Walking the Line Report on Single Parents: SPARC BC, First Call, SFU and Single Mothers’ Alliance Call for Change

Navigating British Columbia’s social assistance system can be challenging. This report shares the stories and experiences of single parent families and the struggle they face in meeting their everyday needs.


Vancouver, B.C., January 15, 2016 – The 2015 BC Child Poverty Report Card released by First Call noted that “one in five children in B.C. are poor.” Many of these children are living in single-parent family households.

This report, entitled Walking the Line to Put Their Families First, looks at the challenges faced by many female-led single-parent families across British Columbia as they struggle to meet the needs of their families. Income assistance rates in British Columbia have not increased since 2007, which means that single parents and their children who rely on this form of assistance continue to fall further behind as the cost of housing and other basic essentials continue to increase.

“At the heart of this report are conversations that are not often heard. The mothers who participated in this study come from a wide variety of backgrounds but are united in their poverty and their desire to give their children the best possible life,” said Lorraine Copas, executive director for SPARC BC, one of the lead agencies in the development of the report.
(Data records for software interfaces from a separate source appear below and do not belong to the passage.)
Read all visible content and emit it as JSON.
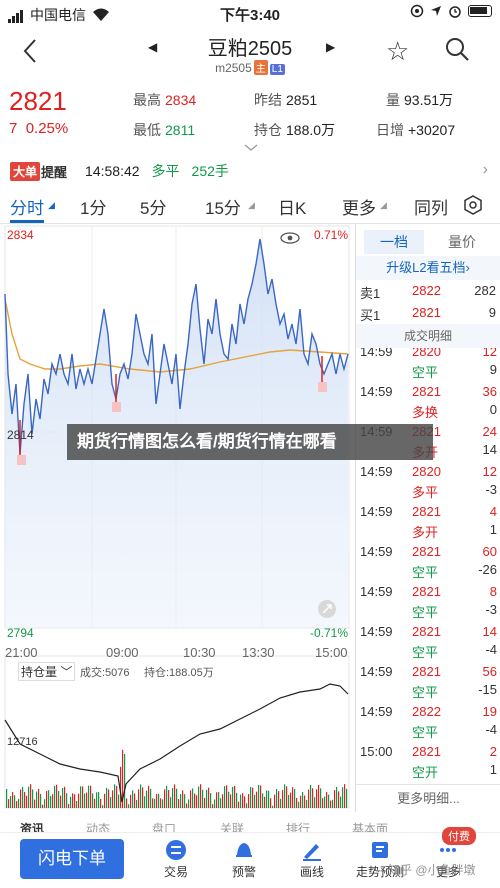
{
  "status": {
    "carrier": "中国电信",
    "time": "下午3:40"
  },
  "nav": {
    "title": "豆粕2505",
    "subtitle": "m2505",
    "badge_main": "主",
    "badge_l1": "L1"
  },
  "quote": {
    "price": "2821",
    "change": "7",
    "change_pct": "0.25%",
    "high_label": "最高",
    "high": "2834",
    "low_label": "最低",
    "low": "2811",
    "prev_label": "昨结",
    "prev": "2851",
    "oi_label": "持仓",
    "oi": "188.0万",
    "vol_label": "量",
    "vol": "93.51万",
    "daily_label": "日增",
    "daily": "+30207"
  },
  "alert": {
    "tag": "大单",
    "tag2": "提醒",
    "time": "14:58:42",
    "type": "多平",
    "qty": "252手"
  },
  "tabs": [
    "分时",
    "1分",
    "5分",
    "15分",
    "日K",
    "更多",
    "同列"
  ],
  "chart_top": {
    "price_high": "2834",
    "pct_high": "0.71%",
    "mid_price": "2814",
    "price_low": "2794",
    "pct_low": "-0.71%",
    "times": [
      "21:00",
      "09:00",
      "10:30",
      "13:30",
      "15:00"
    ],
    "oi_selector": "持仓量",
    "vol_label": "成交:5076",
    "oi_label": "持仓:188.05万",
    "oi_axis": "12716"
  },
  "side": {
    "tab1": "一档",
    "tab2": "量价",
    "upgrade": "升级L2看五档›",
    "asks": [
      {
        "label": "卖1",
        "price": "2822",
        "vol": "282"
      }
    ],
    "bids": [
      {
        "label": "买1",
        "price": "2821",
        "vol": "9"
      }
    ],
    "detail_header": "成交明细",
    "trades": [
      {
        "time": "14:59",
        "price": "2820",
        "qty": "12",
        "type": "空平",
        "chg": "9"
      },
      {
        "time": "14:59",
        "price": "2821",
        "qty": "36",
        "type": "多换",
        "chg": "0"
      },
      {
        "time": "14:59",
        "price": "2821",
        "qty": "24",
        "type": "多开",
        "chg": "14"
      },
      {
        "time": "14:59",
        "price": "2820",
        "qty": "12",
        "type": "多平",
        "chg": "-3"
      },
      {
        "time": "14:59",
        "price": "2821",
        "qty": "4",
        "type": "多开",
        "chg": "1"
      },
      {
        "time": "14:59",
        "price": "2821",
        "qty": "60",
        "type": "空平",
        "chg": "-26"
      },
      {
        "time": "14:59",
        "price": "2821",
        "qty": "8",
        "type": "空平",
        "chg": "-3"
      },
      {
        "time": "14:59",
        "price": "2821",
        "qty": "14",
        "type": "空平",
        "chg": "-4"
      },
      {
        "time": "14:59",
        "price": "2821",
        "qty": "56",
        "type": "空平",
        "chg": "-15"
      },
      {
        "time": "14:59",
        "price": "2822",
        "qty": "19",
        "type": "空平",
        "chg": "-4"
      },
      {
        "time": "15:00",
        "price": "2821",
        "qty": "2",
        "type": "空开",
        "chg": "1"
      }
    ],
    "more": "更多明细..."
  },
  "watermark": "期货行情图怎么看/期货行情在哪看",
  "bottom_tabs": [
    "资讯",
    "动态",
    "盘口",
    "关联",
    "排行",
    "基本面"
  ],
  "bottom_bar": {
    "flash": "闪电下单",
    "items": [
      "交易",
      "预警",
      "画线",
      "走势预测",
      "更多"
    ],
    "pay": "付费",
    "credit": "知乎 @小鱼胖墩"
  },
  "colors": {
    "up": "#e02020",
    "down": "#109a48",
    "accent": "#1565c0"
  }
}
The Single Mothers’ Alliance has been pleased to be a part of this report, said Viveca Ellis, co-founder of the Single Mothers’ Alliance. “This report highlights the complex combination of the extremely high cost of child care, precarious work, and the gaps in our safety net and the impact that this has on single-parent families everywhere who are struggling to put food on the table and to ensure that their children have a happy, healthy childhood.”

“As a society, it is not acceptable that one in three female-led single-parent families across B.C. are living in poverty with no pathway forward,” said Dr. Jane Pulkingham, professor of sociology and associate dean in the Faculty of Arts and Social Sciences at Simon Fraser University, and one of the lead researchers in the study. “When I look at how little has been done to address this issue at the government level, I feel like we are actively choosing to leave a whole generation of families and children behind. This is very troubling.”
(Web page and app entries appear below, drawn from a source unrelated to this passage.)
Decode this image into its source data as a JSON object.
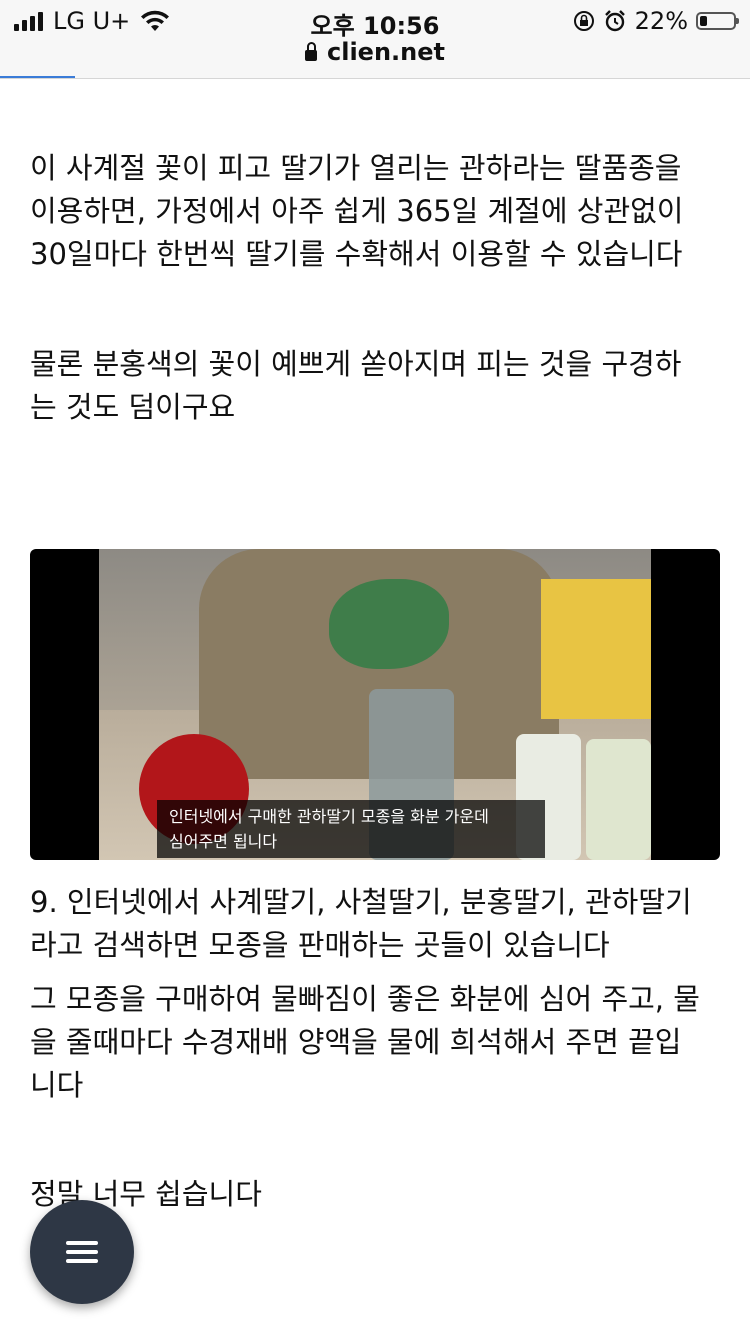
{
  "status_bar": {
    "carrier": "LG U+",
    "time": "오후 10:56",
    "battery_percent": "22%",
    "battery_level": 0.22,
    "icons": [
      "signal-icon",
      "wifi-icon",
      "orientation-lock-icon",
      "alarm-icon",
      "battery-icon"
    ]
  },
  "address_bar": {
    "domain": "clien.net",
    "icon": "lock-icon"
  },
  "page_load_progress": 0.1,
  "article": {
    "paragraph_1": "이 사계절 꽃이 피고 딸기가 열리는 관하라는 딸품종을\n이용하면, 가정에서 아주 쉽게 365일 계절에 상관없이\n30일마다 한번씩 딸기를 수확해서 이용할 수 있습니다",
    "paragraph_2": "물론 분홍색의 꽃이 예쁘게 쏟아지며 피는 것을 구경하\n는 것도 덤이구요",
    "video_caption": "인터넷에서 구매한 관하딸기 모종을 화분 가운데\n심어주면 됩니다",
    "paragraph_3": "9. 인터넷에서 사계딸기, 사철딸기, 분홍딸기, 관하딸기\n라고 검색하면 모종을 판매하는 곳들이 있습니다",
    "paragraph_4": "그 모종을 구매하여 물빠짐이 좋은 화분에 심어 주고, 물\n을 줄때마다 수경재배 양액을 물에 희석해서 주면 끝입\n니다",
    "paragraph_5": "정말 너무 쉽습니다"
  },
  "menu_button": {
    "icon": "hamburger-menu-icon"
  }
}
“This report recommends higher income assistance rates and removing other systemic barriers that trap single mothers and their children in poverty. These are the solutions that could be included in a comprehensive poverty reduction plan for B.C.,” said Adrienne Montani, provincial coordinator for First Call.

This report highlights the need for the government to re-visit many of the policy changes introduced in early 2001 and which robbed families and children of the chance to realize their full potential. While the provincial government has made small incremental changes at the policy level since that time, there is still the need to look at the policies and the choices made to ensure that all families have the support that they need to give their children the best possible start in life.

The Facts:

  • There were 149,010 female-led single-parent families in British Columbia in 2011. Of these, households 43,665 (29%) were living in poverty.
  • Children living in lone-parent family households account for almost half of all of the children living in poverty in B.C. Based on the 2015 BC Child Poverty Report Card, there were 81,970 children in single-parent family households who were living in poverty (BC Child Poverty Report Card, 2015:15)
  • The median household income for female-led single-parent family households in B.C. in 2013 was $36,050.
  • For a lone-parent family household who was in low income in 2013 and who had one child, their annual income was $14,300 or approximately 59% of the established poverty line for 2013 ($24,319).
  • As the cost of food, clothing and other basic essentials continues to increase, many single parent family households relying on income assistance continue to fall further behind. The last increase in income assistance rates was in 2007.
  • Many families also struggle with the high cost of housing in B.C. In 2011, there were 126,040 family households who were renting and who were in core housing need. Of these households, more than one in three was a single-parent family household.
  • Data published by Canada Mortgage and Housing Corporation and reported in the 2015 BC Child Poverty Report Card showed that one in three children in B.C. in single-parent family households were in core housing need. The data also showed that of all of the provinces across Canada, B.C. had the 2nd highest proportion of children from single-parent family households in core housing need.
  • Of the 47,660 single-parent families in core housing need, more than one in four (13,525) were in “worst-case housing need.” These are households that are in core housing need and spending 50% or more of their income on their housing costs. Many of these households are precariously housed and at risk of homelessness through economic eviction.
  • In 2011, the average monthly rent for a single-parent family household in B.C. was $986 per month while the average annual income was $45,531. For a single-parent family household in core housing need, the average income was $26,854.
  • This report calls attention to the devastating impact of the large gaps in our social safety net and calls for immediate changes in government policies to ensure that every child in B.C. be given a chance for a brighter future.

For information about the report contact:

Lorraine Copas, Executive Director, Social Planning and Research Council of BC (SPARC BC) 604-718-7736

Viveca Ellis, Co-Founder, Single Mothers’ Alliance of BC, 604-366-1008

Adrienne Montani, Provincial Coordinator, First Call: BC Child and Youth Advocacy Coalition 604-877-4932

Dr. Jane Pulkingham, Professor of Sociology and Associate Dean, SFU,